» **Exercise directions**
Scan each line of the records for the word "Internet" and extract the ones that have it.

» **Supplied data**
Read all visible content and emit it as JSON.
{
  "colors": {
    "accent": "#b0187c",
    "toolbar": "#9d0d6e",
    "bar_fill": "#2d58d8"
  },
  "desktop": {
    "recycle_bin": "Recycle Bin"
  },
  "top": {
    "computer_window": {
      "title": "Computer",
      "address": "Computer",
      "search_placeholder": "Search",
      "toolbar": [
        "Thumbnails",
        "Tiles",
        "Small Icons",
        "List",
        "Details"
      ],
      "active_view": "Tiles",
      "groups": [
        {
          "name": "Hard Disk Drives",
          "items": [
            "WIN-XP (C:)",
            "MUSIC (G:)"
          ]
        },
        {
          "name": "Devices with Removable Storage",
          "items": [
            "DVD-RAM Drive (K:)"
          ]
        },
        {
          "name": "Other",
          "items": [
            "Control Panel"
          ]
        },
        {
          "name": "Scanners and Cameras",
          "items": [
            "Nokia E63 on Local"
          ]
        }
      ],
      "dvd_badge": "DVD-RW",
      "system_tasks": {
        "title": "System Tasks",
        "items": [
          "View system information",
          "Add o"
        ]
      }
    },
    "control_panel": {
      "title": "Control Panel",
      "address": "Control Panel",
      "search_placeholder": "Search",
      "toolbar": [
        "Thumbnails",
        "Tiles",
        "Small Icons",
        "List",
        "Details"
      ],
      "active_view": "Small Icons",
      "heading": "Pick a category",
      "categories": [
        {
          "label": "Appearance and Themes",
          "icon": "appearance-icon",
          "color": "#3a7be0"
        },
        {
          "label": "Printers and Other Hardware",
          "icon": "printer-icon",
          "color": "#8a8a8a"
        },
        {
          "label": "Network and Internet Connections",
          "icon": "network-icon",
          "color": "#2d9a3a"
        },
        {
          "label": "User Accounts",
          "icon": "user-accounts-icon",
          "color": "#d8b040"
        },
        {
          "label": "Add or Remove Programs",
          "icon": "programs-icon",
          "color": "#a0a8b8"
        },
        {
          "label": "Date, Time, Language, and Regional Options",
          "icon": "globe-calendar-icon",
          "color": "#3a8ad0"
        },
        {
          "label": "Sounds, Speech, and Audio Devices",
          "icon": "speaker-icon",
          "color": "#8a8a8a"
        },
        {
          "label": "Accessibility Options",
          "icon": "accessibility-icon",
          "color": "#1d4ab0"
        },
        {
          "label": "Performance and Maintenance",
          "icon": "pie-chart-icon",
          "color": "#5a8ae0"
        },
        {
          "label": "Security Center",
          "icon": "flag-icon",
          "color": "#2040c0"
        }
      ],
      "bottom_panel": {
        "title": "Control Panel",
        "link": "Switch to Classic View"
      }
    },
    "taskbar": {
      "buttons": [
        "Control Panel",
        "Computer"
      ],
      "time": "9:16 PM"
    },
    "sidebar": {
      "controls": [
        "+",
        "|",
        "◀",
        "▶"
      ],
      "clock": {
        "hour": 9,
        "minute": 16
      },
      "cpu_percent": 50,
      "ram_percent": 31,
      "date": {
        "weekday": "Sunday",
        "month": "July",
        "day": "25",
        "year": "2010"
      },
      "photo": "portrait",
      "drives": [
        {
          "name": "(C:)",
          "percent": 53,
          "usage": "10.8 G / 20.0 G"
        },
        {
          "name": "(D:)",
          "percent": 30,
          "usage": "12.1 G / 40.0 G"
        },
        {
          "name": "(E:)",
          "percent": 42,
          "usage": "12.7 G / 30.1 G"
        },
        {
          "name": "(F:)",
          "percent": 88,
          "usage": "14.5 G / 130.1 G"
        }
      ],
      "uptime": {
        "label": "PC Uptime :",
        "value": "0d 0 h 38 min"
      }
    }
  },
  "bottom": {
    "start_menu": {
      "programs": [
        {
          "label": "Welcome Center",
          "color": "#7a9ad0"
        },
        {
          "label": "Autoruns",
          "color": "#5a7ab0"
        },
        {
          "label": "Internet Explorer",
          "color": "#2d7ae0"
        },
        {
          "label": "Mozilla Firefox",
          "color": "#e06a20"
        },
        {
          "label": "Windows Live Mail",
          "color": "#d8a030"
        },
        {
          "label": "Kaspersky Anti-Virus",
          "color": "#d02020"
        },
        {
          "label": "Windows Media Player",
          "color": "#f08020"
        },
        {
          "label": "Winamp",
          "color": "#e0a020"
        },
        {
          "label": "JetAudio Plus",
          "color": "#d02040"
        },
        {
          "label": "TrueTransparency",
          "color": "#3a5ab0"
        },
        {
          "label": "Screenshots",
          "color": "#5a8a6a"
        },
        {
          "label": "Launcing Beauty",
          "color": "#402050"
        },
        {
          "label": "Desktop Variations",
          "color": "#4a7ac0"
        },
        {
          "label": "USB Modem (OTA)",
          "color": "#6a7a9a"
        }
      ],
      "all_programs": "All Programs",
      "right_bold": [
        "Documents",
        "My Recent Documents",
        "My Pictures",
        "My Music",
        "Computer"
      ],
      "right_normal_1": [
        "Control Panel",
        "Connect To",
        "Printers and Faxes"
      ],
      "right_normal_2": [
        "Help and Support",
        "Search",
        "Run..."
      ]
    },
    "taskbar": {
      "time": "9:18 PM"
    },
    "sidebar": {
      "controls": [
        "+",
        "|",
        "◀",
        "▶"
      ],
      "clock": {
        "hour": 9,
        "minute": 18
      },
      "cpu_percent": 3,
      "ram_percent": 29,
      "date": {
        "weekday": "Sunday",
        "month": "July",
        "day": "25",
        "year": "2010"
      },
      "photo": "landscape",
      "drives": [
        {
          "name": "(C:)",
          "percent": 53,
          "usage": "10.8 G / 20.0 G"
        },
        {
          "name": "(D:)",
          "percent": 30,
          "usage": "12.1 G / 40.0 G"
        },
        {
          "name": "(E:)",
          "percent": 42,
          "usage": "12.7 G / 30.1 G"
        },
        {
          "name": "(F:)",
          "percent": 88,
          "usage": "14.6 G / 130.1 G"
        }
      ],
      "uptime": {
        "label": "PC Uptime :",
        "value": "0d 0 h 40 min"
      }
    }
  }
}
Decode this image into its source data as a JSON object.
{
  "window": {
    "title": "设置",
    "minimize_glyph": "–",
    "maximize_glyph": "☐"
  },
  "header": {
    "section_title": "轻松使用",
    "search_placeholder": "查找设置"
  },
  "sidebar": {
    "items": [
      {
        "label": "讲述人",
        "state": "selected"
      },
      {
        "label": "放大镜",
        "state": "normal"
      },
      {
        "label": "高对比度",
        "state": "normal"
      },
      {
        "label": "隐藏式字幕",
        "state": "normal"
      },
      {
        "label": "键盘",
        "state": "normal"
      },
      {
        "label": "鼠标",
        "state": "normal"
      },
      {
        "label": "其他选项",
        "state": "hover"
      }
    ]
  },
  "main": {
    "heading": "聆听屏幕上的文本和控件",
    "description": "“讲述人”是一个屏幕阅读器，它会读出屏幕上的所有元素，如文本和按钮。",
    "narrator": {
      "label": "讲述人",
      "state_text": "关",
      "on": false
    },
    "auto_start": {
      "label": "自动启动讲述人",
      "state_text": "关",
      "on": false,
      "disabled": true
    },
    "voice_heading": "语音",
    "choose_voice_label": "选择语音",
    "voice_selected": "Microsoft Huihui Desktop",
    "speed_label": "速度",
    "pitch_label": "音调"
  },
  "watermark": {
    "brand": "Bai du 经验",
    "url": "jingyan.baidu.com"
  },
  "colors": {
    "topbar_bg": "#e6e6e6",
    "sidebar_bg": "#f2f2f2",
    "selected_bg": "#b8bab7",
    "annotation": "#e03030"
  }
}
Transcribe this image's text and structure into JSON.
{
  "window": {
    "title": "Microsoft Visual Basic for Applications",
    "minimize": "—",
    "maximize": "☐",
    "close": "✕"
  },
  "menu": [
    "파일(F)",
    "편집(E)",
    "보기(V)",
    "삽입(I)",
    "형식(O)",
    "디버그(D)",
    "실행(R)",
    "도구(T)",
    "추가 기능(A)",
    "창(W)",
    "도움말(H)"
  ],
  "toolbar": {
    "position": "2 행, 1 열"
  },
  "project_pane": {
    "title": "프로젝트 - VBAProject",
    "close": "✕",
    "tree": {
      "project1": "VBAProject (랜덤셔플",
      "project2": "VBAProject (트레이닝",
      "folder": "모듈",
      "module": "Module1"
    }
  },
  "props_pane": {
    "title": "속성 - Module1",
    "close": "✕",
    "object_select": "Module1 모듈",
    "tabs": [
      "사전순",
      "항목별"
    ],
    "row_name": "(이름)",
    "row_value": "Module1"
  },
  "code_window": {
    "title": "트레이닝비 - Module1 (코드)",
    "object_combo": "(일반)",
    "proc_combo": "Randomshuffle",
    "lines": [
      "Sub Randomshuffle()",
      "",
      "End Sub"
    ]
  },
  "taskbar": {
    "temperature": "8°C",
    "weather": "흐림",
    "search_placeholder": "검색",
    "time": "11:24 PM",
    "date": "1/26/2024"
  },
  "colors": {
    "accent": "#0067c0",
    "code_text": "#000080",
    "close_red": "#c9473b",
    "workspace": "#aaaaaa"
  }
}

» **Your solution**
          "label": "Network and Internet Connections",
          "label": "Internet Explorer",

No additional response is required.